Microsoft CEO shares plan for turnaround
Microsoft Corp.'s Satya Nadella gave his first vision statement as chief executive officer, saying that more engineering and organizational changes are needed as he attempts to turn around the software maker.
“We've got to back it up with products people love, and that's what we're galvanizing to do,” Nadella said in an interview.
The CEO didn't address the prospect of job cuts, yet people familiar with the company's plans said reductions probably will happen. Redmond, Wash.-based Microsoft is shifting its focus from the devices and services strategy that former CEO Steve Ballmer reorganized the company around last July and is homing in on productivity, mobile and cloud computing, Nadella wrote in the memo that was distributed to employees and posted on the company's website on Thursday.
“Over the course of July, the senior leadership team and I will share more on the engineering and organization changes we believe are needed,” Nadella wrote. “Nothing is off the table in how we think about shifting our culture.”
The memo is Nadella's most comprehensive statement about Microsoft's direction since he was appointed CEO in February. Since then, he has made several appearances at company and technology events to discuss the priorities of mobile and cloud products, as he works to shift Microsoft away from its longtime core business of software for personal computers.

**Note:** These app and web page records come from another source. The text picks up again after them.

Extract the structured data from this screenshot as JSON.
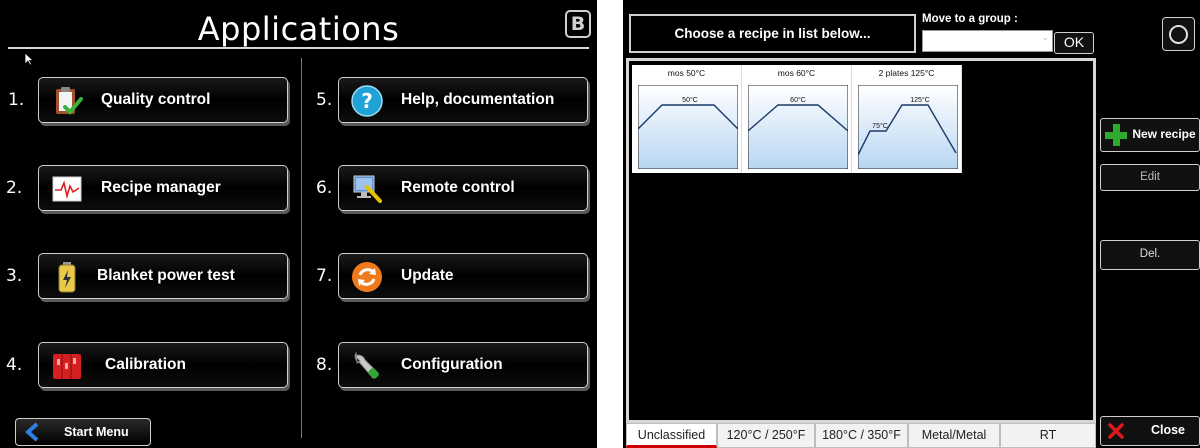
{
  "applications": {
    "title": "Applications",
    "badge": "B",
    "items": [
      {
        "number": "1.",
        "label": "Quality control",
        "icon": "clipboard-check-icon"
      },
      {
        "number": "2.",
        "label": "Recipe manager",
        "icon": "graph-icon"
      },
      {
        "number": "3.",
        "label": "Blanket power test",
        "icon": "battery-icon"
      },
      {
        "number": "4.",
        "label": "Calibration",
        "icon": "calibration-icon"
      },
      {
        "number": "5.",
        "label": "Help, documentation",
        "icon": "help-icon"
      },
      {
        "number": "6.",
        "label": "Remote control",
        "icon": "remote-computer-icon"
      },
      {
        "number": "7.",
        "label": "Update",
        "icon": "update-icon"
      },
      {
        "number": "8.",
        "label": "Configuration",
        "icon": "wrench-icon"
      }
    ],
    "start_menu": "Start Menu"
  },
  "recipes": {
    "header": "Choose a recipe in list below...",
    "group_label": "Move to a group :",
    "group_value": "",
    "ok": "OK",
    "cards": [
      {
        "name": "mos 50°C",
        "temps": [
          "50°C"
        ]
      },
      {
        "name": "mos 60°C",
        "temps": [
          "60°C"
        ]
      },
      {
        "name": "2 plates 125°C",
        "temps": [
          "75°C",
          "125°C"
        ]
      }
    ],
    "tabs": [
      "Unclassified",
      "120°C / 250°F",
      "180°C / 350°F",
      "Metal/Metal",
      "RT"
    ],
    "active_tab": "Unclassified",
    "buttons": {
      "new": "New recipe",
      "edit": "Edit",
      "del": "Del.",
      "close": "Close"
    }
  },
  "colors": {
    "background": "#000000",
    "border": "#cfcfcf",
    "active_tab_accent": "#cc0000",
    "plus_green": "#2ea82e",
    "close_red": "#cc1111"
  }
}
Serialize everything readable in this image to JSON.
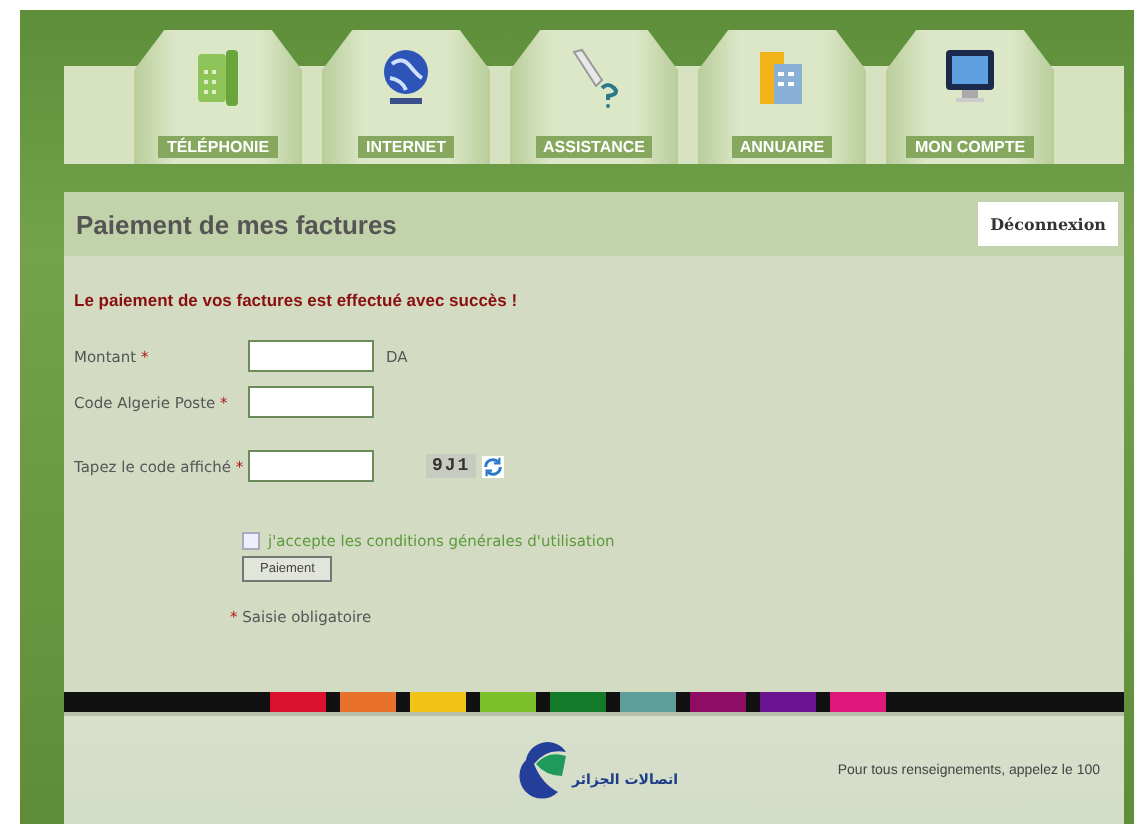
{
  "nav": [
    {
      "label": "TÉLÉPHONIE"
    },
    {
      "label": "INTERNET"
    },
    {
      "label": "ASSISTANCE"
    },
    {
      "label": "ANNUAIRE"
    },
    {
      "label": "MON COMPTE"
    }
  ],
  "page_title": "Paiement de mes factures",
  "logout_button": "Déconnexion",
  "message": "Le paiement de vos factures est effectué avec succès !",
  "form": {
    "fields": [
      {
        "kind": "text",
        "label": "Montant",
        "required_mark": "*",
        "unit": "DA"
      },
      {
        "kind": "text",
        "label": "Code Algerie Poste",
        "required_mark": "*"
      },
      {
        "kind": "captcha",
        "label": "Tapez le code affiché",
        "required_mark": "*",
        "captcha": "9J1"
      }
    ],
    "terms": {
      "label": "j'accepte les conditions générales d'utilisation",
      "checked": false
    },
    "submit": "Paiement",
    "required_note": {
      "mark": "*",
      "text": "Saisie obligatoire"
    }
  },
  "footer": {
    "stripe": [
      {
        "color": "#d9102e"
      },
      {
        "color": "#e8722a"
      },
      {
        "color": "#f2c418"
      },
      {
        "color": "#7cc02c"
      },
      {
        "color": "#137a2a"
      },
      {
        "color": "#5f9e9a"
      },
      {
        "color": "#8e0c63"
      },
      {
        "color": "#6a1491"
      },
      {
        "color": "#e0177a"
      }
    ],
    "logo_text": "اتصالات الجزائر",
    "contact": "Pour tous renseignements, appelez le 100"
  }
}
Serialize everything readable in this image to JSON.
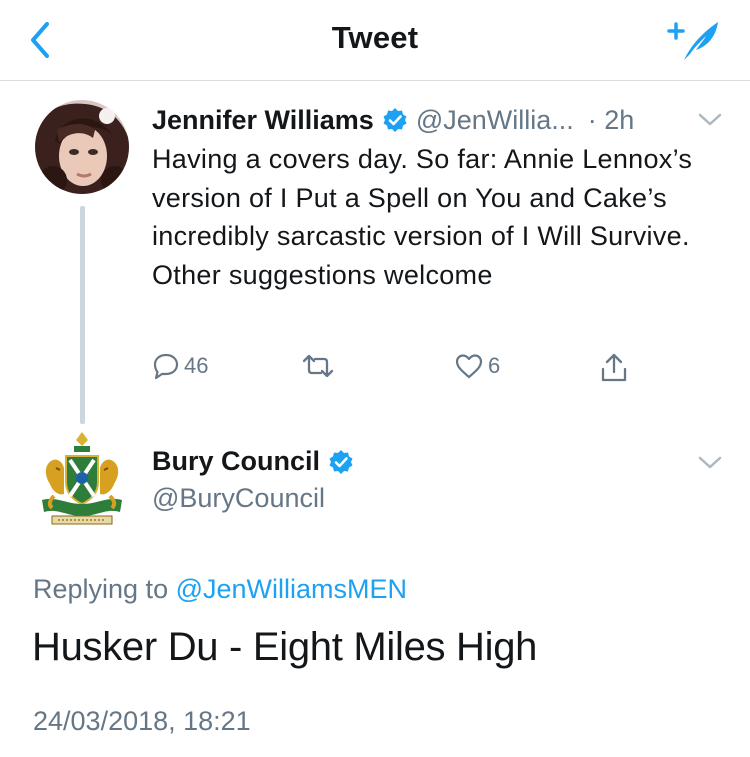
{
  "header": {
    "title": "Tweet",
    "back_icon": "chevron-left-icon",
    "compose_icon": "compose-tweet-icon",
    "accent": "#1da1f2"
  },
  "parent_tweet": {
    "name": "Jennifer Williams",
    "handle": "@JenWillia...",
    "time": "· 2h",
    "text": "Having a covers day. So far: Annie Lennox’s version of I Put a Spell on You and Cake’s incredibly sarcastic version of I Will Survive. Other suggestions welcome",
    "reply_count": "46",
    "retweet_count": "",
    "like_count": "6"
  },
  "main_tweet": {
    "name": "Bury Council",
    "handle": "@BuryCouncil",
    "replying_prefix": "Replying to",
    "replying_to": "@JenWilliamsMEN",
    "text": "Husker Du - Eight Miles High",
    "timestamp": "24/03/2018, 18:21"
  },
  "colors": {
    "verified": "#1da1f2",
    "muted": "#657786",
    "divider": "#d8dde2"
  }
}
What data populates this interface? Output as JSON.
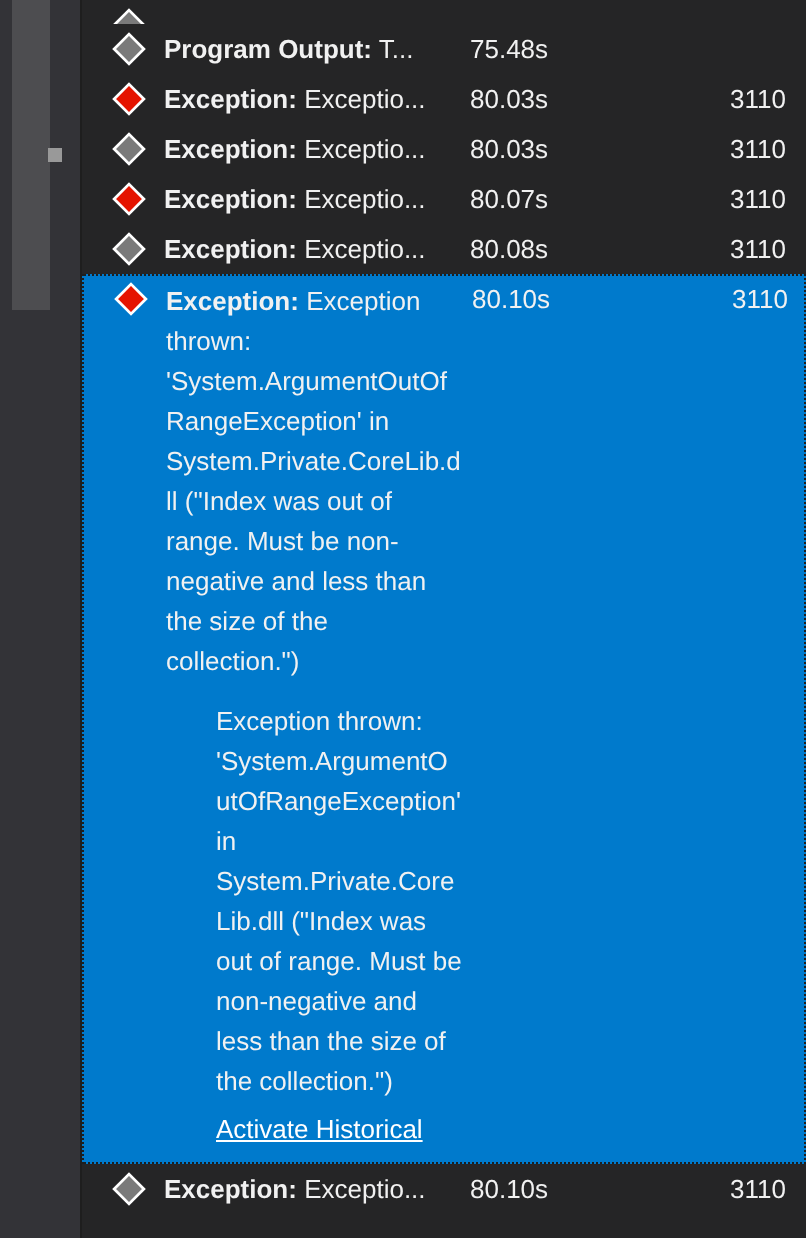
{
  "events": [
    {
      "category": "Program Output:",
      "summary": "T...",
      "time": "75.48s",
      "selected": false,
      "color": "#7a7a7a"
    },
    {
      "category": "Exception:",
      "summary": "Exceptio...",
      "time": "80.03s",
      "thread": "3110",
      "selected": false,
      "color": "#e51400"
    },
    {
      "category": "Exception:",
      "summary": "Exceptio...",
      "time": "80.03s",
      "thread": "3110",
      "selected": false,
      "color": "#7a7a7a"
    },
    {
      "category": "Exception:",
      "summary": "Exceptio...",
      "time": "80.07s",
      "thread": "3110",
      "selected": false,
      "color": "#e51400"
    },
    {
      "category": "Exception:",
      "summary": "Exceptio...",
      "time": "80.08s",
      "thread": "3110",
      "selected": false,
      "color": "#7a7a7a"
    },
    {
      "category": "Exception:",
      "summary": "Exception thrown: 'System.ArgumentOutOfRangeException' in System.Private.CoreLib.dll (\"Index was out of range. Must be non-negative and less than the size of the collection.\")",
      "time": "80.10s",
      "thread": "3110",
      "selected": true,
      "color": "#e51400",
      "detail": "Exception thrown: 'System.ArgumentOutOfRangeException' in System.Private.CoreLib.dll (\"Index was out of range. Must be non-negative and less than the size of the collection.\")",
      "link": "Activate Historical"
    },
    {
      "category": "Exception:",
      "summary": "Exceptio...",
      "time": "80.10s",
      "thread": "3110",
      "selected": false,
      "color": "#7a7a7a"
    }
  ]
}
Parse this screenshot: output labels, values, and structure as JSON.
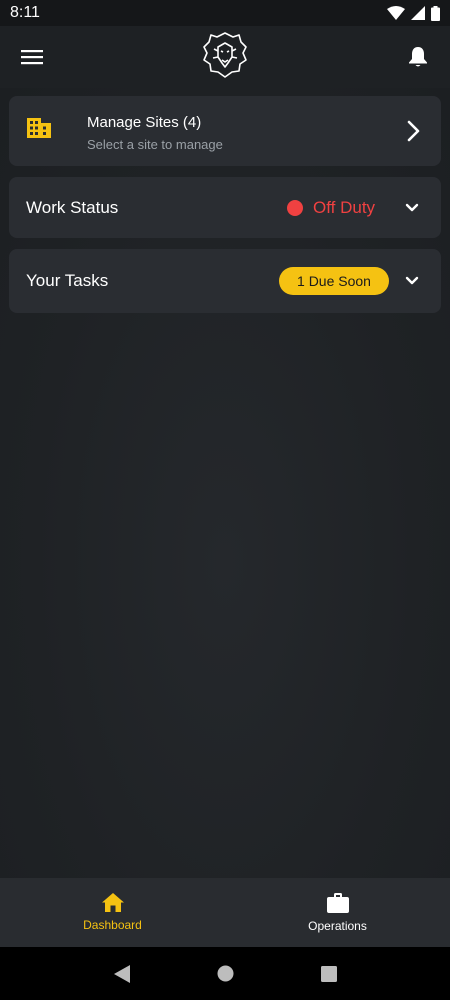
{
  "status_bar": {
    "time": "8:11"
  },
  "sites_card": {
    "title": "Manage Sites (4)",
    "subtitle": "Select a site to manage"
  },
  "work_status": {
    "label": "Work Status",
    "value": "Off Duty"
  },
  "tasks": {
    "label": "Your Tasks",
    "badge": "1 Due Soon"
  },
  "bottom_nav": {
    "items": [
      {
        "label": "Dashboard",
        "icon": "home-icon",
        "active": true
      },
      {
        "label": "Operations",
        "icon": "briefcase-icon",
        "active": false
      }
    ]
  },
  "colors": {
    "accent": "#f5c212",
    "danger": "#f04141",
    "card": "#2a2d32",
    "background": "#1e2124"
  }
}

Nadella has signaled a desire to produce software for rival operating systems like Apple Inc.'s iOS and Google Inc.'s Android, and has shuffled management in areas such as marketing, business development and the Xbox game console.
“We believe management is effectively laying the groundwork for a healthy fiscal year 2015,” Daniel Ives, an analyst at FBR Capital Markets, wrote in a note to its clients about Nadella's memo.
When Microsoft agreed to acquire Nokia Corp.'s handset business in September, the software maker pledged $600 million in annual cost savings for 18 months after the deal closes. Meeting that commitment probably will involve job cuts in areas where the two companies overlap, said the people familiar with Nadella's thinking, who asked not to be identified because the discussions are private.
Other job cuts may result from changes Nadella is making to the engineering organization, the people said. Engineering teams have traditionally been split between program managers, developers and testers. Yet with new cloud methods of building software, it often makes sense to have the developers test and fix bugs instead of a separate team of testers, Nadella said in the interview. He is elevating designers and data scientists to be on par with the engineering team on each product, he said.
Nadella declined to say whether the changes will result in job cuts and said he would provide more details on the implications of his memo when Microsoft reports fiscal fourth-quarter earnings on July 22.
Nadella also stated his commitment to Xbox, even as he listed it as something outside the company's core.
“It's critical to define the core, but it's important to make smart choices on other businesses in which we can have fundamental impact and success,” Nadella wrote in the memo. “The single biggest digital life category, measured in both time and money spent, in a mobile-first world is gaming.”